Nonchalantly positioning himself on his desk-chair, he is clearly relaxed and confident. He adopts a conversational tone and tells me he isn’t afraid to vocalise his opinion, even if it makes him “unpopular with his colleagues.”
A member of the Australian Labor Party since 1977, Senator Gavin Marshall was first elected to parliament in 2001 and is currently the Chair of the Senate’s Education Employment Workplace Relations Committee.
Prior to politics, Marshall was an electrician for the Victorian Railways, which lead him to become a member of the Electrical Trade Union, where he was promptly promoted to Assistant Secretary.
He became interested in politics during the Whitlam era and has vivid memories of attending a rally in the city with Gough speaking.
“It inspired me on so many levels, I wanted change and to make things better,” he said.
Describing this period as very exciting, Marshall recalls leaving school the day Whitlam was sacked: “I ran home and told my mum, she said ‘That’s impossible you can’t sack a Prime Minister!'”
Following Whitlam’s dismissal, Marshall was inspired to get involved with politics and subsequently joined the ALP.
It comes as no surprise that the former ETU Assistant Secretary cites Whitlam as his formative political influence, and advocates doing things “outside the norm” – provided they are a stepping-stone to universal equality and social justice.
Highlighting Marshall’s desire for equality is his adamant defence of gay rights. In September last year, he co-sponsored a bill to legislate same-sex marriage. Declaring passionately, “There’s NO argument to continue on discriminating against individuals who seek to make a public commitment to each other about their love!”
He argues that marriage at its most fundamental level is based on “love, commitment, responsibility and respect”, a view that is supported by two-thirds of Australians and a definition that “easily encompasses same-sex partners.”
Although the bill was defeated 46 votes to 21, Gavin says it’s inevitable same-sex marriage will be legislated in the near future. When it’s all said and done he feels he’ll be on the “right side of history.”
Since his late teens, Gavin has been outraged by the inequity in our society.
He recalls being horrified when he learnt where the wealth in the country sat; with a very small percentage of people who owned roughly 95 per cent of the country’s riches.
“These things made me angry”, he said. “I wanted to be involved with working people getting their fair share of Australia’s wealth.”
Striving to provide an equality of access to services for the working class, Gavin detests that money can buy a privileged service.
“In a society like ours it shouldn’t matter about your background and how much money your parents have or how wealthy the area you live in is. It’s the capacity of every individual to be fulfilled, which is important,” he asserts.
In his first speech to the Senate in 2001, Gavin said Australia was lagging behind the rest of the world in its support for working class families.
Whilst he feels his government have ameliorated this situation by implementing a much better, fairer and flexible system in workplaces than ever before, there’s still work to be done.
“It’s an ongoing process, a battle and struggle to continuously do better,” he said.

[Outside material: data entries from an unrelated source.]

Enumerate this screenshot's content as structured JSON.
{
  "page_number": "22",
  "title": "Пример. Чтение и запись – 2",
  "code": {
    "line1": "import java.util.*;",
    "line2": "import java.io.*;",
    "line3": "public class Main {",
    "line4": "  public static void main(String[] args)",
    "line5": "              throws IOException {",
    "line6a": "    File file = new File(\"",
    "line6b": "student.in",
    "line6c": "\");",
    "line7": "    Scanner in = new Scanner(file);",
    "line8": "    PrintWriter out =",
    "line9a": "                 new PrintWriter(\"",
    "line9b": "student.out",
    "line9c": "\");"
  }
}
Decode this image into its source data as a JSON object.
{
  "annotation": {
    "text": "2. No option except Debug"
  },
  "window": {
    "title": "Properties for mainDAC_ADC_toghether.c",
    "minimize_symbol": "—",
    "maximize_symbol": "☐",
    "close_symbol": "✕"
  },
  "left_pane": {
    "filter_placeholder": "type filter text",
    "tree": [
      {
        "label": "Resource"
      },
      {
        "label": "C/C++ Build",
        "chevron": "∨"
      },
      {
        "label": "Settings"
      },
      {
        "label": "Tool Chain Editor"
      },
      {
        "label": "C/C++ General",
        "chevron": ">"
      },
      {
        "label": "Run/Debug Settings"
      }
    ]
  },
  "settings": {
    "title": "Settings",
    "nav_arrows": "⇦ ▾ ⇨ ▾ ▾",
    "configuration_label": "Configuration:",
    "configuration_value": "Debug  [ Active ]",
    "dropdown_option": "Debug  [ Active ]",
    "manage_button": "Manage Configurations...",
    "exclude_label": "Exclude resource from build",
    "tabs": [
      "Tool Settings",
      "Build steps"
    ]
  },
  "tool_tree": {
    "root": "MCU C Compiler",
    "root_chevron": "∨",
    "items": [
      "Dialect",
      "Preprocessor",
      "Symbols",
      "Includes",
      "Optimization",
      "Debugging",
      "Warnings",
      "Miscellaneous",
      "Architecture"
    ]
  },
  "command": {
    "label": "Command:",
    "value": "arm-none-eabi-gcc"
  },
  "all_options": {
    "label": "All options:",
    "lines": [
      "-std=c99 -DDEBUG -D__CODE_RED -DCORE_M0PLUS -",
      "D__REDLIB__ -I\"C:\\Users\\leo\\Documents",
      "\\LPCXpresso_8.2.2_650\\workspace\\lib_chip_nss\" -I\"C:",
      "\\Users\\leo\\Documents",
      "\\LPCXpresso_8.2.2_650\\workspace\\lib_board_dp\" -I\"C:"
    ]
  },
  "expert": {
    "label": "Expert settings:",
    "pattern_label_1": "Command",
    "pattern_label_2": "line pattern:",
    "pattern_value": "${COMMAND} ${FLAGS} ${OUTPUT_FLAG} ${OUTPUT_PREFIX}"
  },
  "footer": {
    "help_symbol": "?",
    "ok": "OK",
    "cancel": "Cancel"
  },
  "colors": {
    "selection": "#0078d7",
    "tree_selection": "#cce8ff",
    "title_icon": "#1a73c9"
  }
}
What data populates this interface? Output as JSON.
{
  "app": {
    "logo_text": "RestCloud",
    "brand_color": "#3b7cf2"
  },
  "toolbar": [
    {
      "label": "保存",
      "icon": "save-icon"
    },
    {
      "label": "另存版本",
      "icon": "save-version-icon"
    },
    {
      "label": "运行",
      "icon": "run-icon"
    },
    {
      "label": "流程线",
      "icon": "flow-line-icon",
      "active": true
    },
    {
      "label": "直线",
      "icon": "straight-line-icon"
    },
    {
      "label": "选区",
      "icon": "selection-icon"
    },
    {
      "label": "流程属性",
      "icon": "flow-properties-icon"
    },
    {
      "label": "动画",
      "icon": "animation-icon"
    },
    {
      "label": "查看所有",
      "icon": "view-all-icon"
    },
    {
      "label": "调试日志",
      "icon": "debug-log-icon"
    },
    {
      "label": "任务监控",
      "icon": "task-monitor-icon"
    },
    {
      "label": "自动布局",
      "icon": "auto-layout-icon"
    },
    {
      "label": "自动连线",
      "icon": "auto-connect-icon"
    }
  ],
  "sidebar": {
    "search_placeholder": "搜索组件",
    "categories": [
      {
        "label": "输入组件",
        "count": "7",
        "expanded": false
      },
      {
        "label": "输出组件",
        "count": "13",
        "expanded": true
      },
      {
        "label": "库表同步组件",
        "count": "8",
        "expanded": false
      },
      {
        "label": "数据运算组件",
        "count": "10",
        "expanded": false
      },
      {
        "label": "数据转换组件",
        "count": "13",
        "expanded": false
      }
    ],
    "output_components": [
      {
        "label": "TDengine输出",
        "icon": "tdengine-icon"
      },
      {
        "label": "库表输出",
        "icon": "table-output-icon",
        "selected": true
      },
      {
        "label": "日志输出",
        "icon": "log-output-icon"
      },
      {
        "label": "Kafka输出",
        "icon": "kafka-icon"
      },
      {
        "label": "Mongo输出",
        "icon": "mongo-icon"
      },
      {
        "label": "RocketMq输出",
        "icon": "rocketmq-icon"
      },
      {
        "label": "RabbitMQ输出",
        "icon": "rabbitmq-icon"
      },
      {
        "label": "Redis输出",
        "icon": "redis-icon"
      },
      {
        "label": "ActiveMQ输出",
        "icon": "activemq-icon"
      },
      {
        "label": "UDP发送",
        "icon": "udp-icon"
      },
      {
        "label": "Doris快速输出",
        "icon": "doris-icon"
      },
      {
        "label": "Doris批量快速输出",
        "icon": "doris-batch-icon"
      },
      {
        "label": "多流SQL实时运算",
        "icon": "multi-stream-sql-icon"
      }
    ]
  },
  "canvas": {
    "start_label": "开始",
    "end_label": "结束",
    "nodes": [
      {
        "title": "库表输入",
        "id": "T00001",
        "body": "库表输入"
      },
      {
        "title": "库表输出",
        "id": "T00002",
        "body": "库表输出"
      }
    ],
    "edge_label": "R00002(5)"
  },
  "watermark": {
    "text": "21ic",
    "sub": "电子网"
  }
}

Creating a “smart society” sits atop of Marshall’s to do list and he feels that education is the cornerstone in the pursuit for fairness and equality. The first step: to remove the inequity held within the education system.
“A kid from a poor family should have exactly the same opportunity to excel in education or any other field as someone from a wealthy family,” he said.
The emphasis Gavin places on education compels him to be vehemently critical of the recent TAFE cuts announced by the Victorian Government.
Similarly, Gavin is disappointed the Federal Government has had to cut funding for Australian universities under the Gonski Package Measures. “As a general rule, I’m all about increasing spending in education,” he said.
Going hand in hand with Gavin’s mission to create an egalitarian society through the proliferation of universal education, is his mission to end the inhumane treatment of asylum seekers.
As a staunch defender of human rights, Gavin is “bitterly disappointed” with the Labor Party’s current asylum seeker policy.
“Those that seek asylum should be welcomed and we should assist them and process them without detention and we should do it on the mainland,” he argues.
In saying this, Marshall defines politics as the art of compromise. Whilst he engages in debates and discussions to push his progressive viewpoint, he understands that he’s a part of a collective party and will vote in favour of the party’s policies, even if he morally rejects them.
As for the future, Marshall will continue to champion the ideals of social justice and equality.
However, for the time being he wants to focus on getting re-elected at the up-coming election – as the thought of having a Tony Abbott lead government “simply terrifies” him.
Photo: Wikimedia Commons